UN Security Council Debate on Sexual Violence in Conflict should highlight the Safe Schools Declaration as a protective tool


(New York, April 19, 2019) – The United Nations Security Council should support specific actions to protect students and teachers from the widespread use of sexual violence by parties to armed conflict, said the Global Coalition to Protect Education from Attack (GCPEA) today. 

Endorsing and implementing the Safe Schools Declaration is a concrete action that UN Member States can take to protect students and teachers from sexual violence by protecting schools and universities from attack. 

“No child should have to live through the horror of sexual violence by armed forces and groups at school or on their way to school,” said Diya Nijhowne, GCPEA Executive Director. “Such attacks are particularly abhorrent in schools that should be safe places for children.”

Sexual violence is one form of attacks on education. Other forms of attacks on education can also result in sexual violence, such as abductions and recruitment into armed forces and groups that occur in schools and universities, or when educational institutions are used for military purposes. 

“By protecting education from attack during war, the Safe Schools Declaration is also an important tool for preventing sexual violence during hostilities,” said Nijhowne.

This call comes ahead of the Open Debate on Sexual Violence in Conflict to be hosted by Germany in New York City on April 23, 2019. The debate will focus on the findings of the Secretary-General’s annual report on conflict-related sexual violence, released in March. The report covers 19 country situations in which sexual violence is used as a tactic of war and includes incidents of this violence being directed at students and teachers. For example, the report documents how women and girls are targeted for sexual violence by parties to conflict while walking to school in the Democratic Republic of Congo. It also cites the kidnapping of 110 schoolgirls from a secondary school in northeast Nigeria. The girls were subjected to forced marriage, rape, and physical and emotional violence.

The report echoes GCPEA’s own findings that in at least 17 countries from 2013 and 2017, parties to conflict were responsible for sexual violence at or on the way to or from school or university. In Nigeria, GCPEA found that from 2009 to 2018, approximately 600 women and girls were abducted from schools with many then forced to become the “wives” or sex slaves of soldiers, or raped when they refused to marry the soldiers or convert to Islam. These forms of attack are significantly underreported because data on sexual violence by warring parties rarely indicates whether incidents occurred at or on the way to or from educational institutions.

To date, 86 countries have joined the Safe Schools Declaration, including the majority of current Security Council members. The Government of Spain will host the Third International Conference on Safe Schools on May 28-29, 2019 at the Palace of Congress, Palma de Mallorca. The Palma Conference will provide an opportunity for States to share experience and good practice in protecting education.

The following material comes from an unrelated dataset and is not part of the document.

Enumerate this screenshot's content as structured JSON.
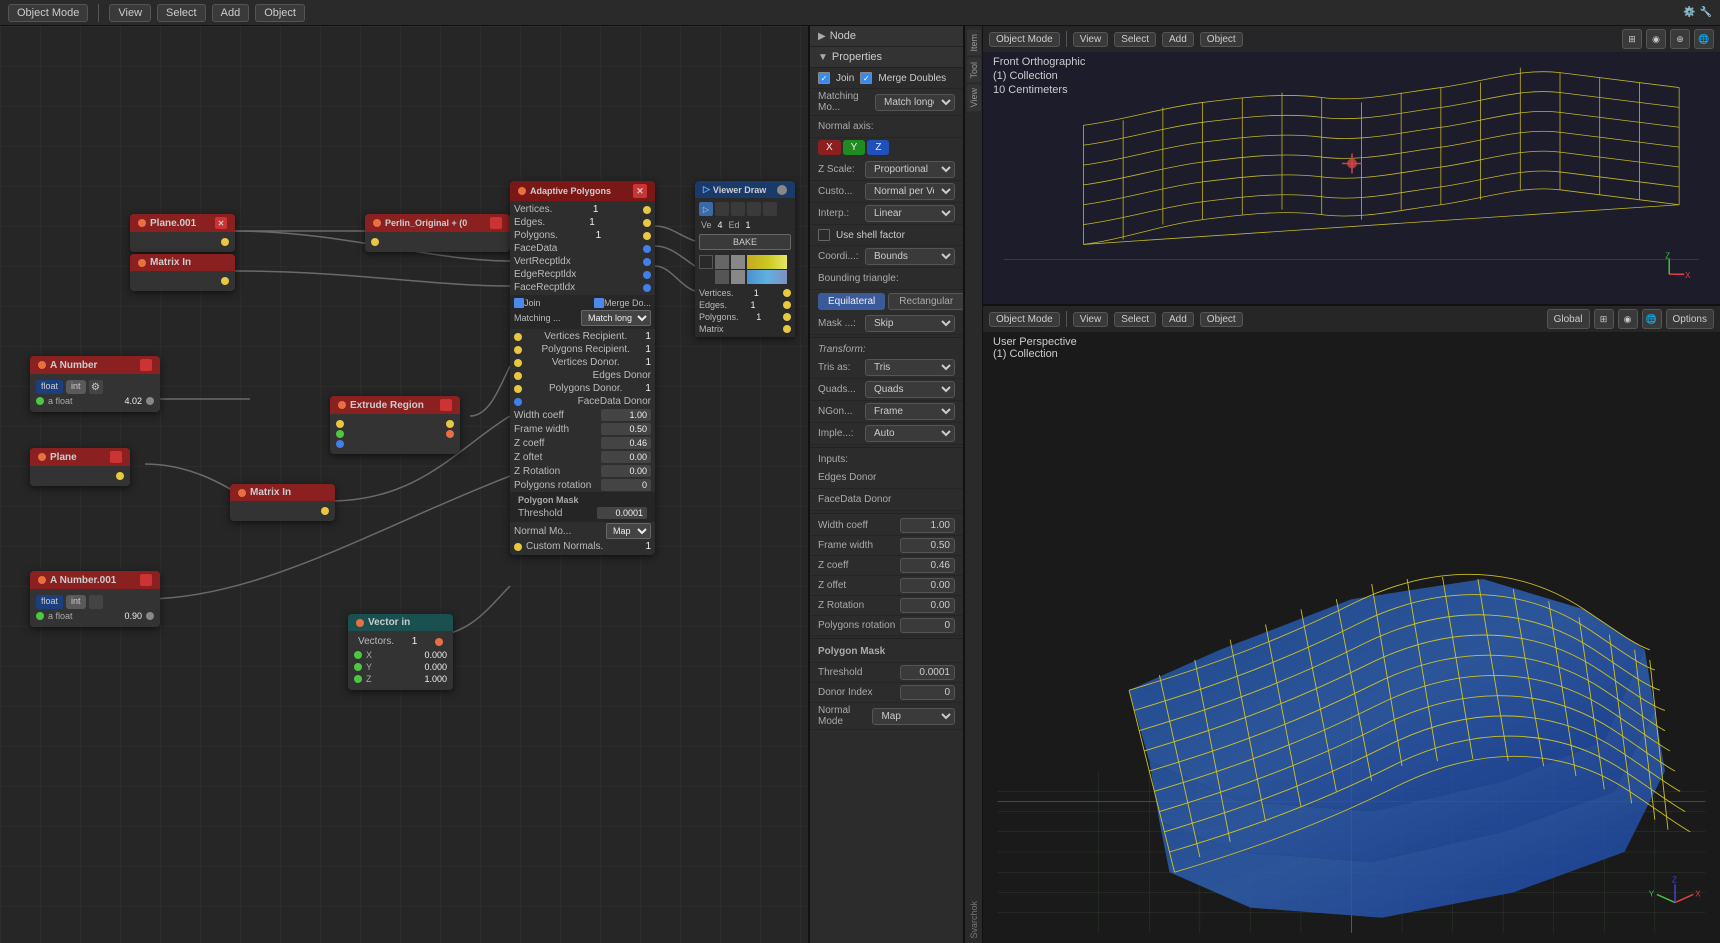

One focus of the conference will be on the different ways in which males and females are impacted by attacks on education. For example, while attacks are devastating for all, for girls the risk of pregnancy through rape has additional implications, including serious health concerns, and stigma and ostracism from families and communities. Girls are often the first to drop out of school and the last to return when there are attacks on education, including sexual violence. Gender roles privilege boys’ education when resources are limited, and girls who are out of school for even a short time are at an increased risk of early marriage, which further reduces the likelihood of girls returning to school.  

“At the Open Debate on Sexual Violence in Conflict, the Security Council and other Member States should speak out about how armed forces and groups too often target schools and universities to rape students and abduct them to serve as sex slaves,” said Nijhowne. “The Safe Schools Declaration provides clear guidance on how States can better protect students and teachers by protecting their places of learning, and States should commit to putting these measures into action.”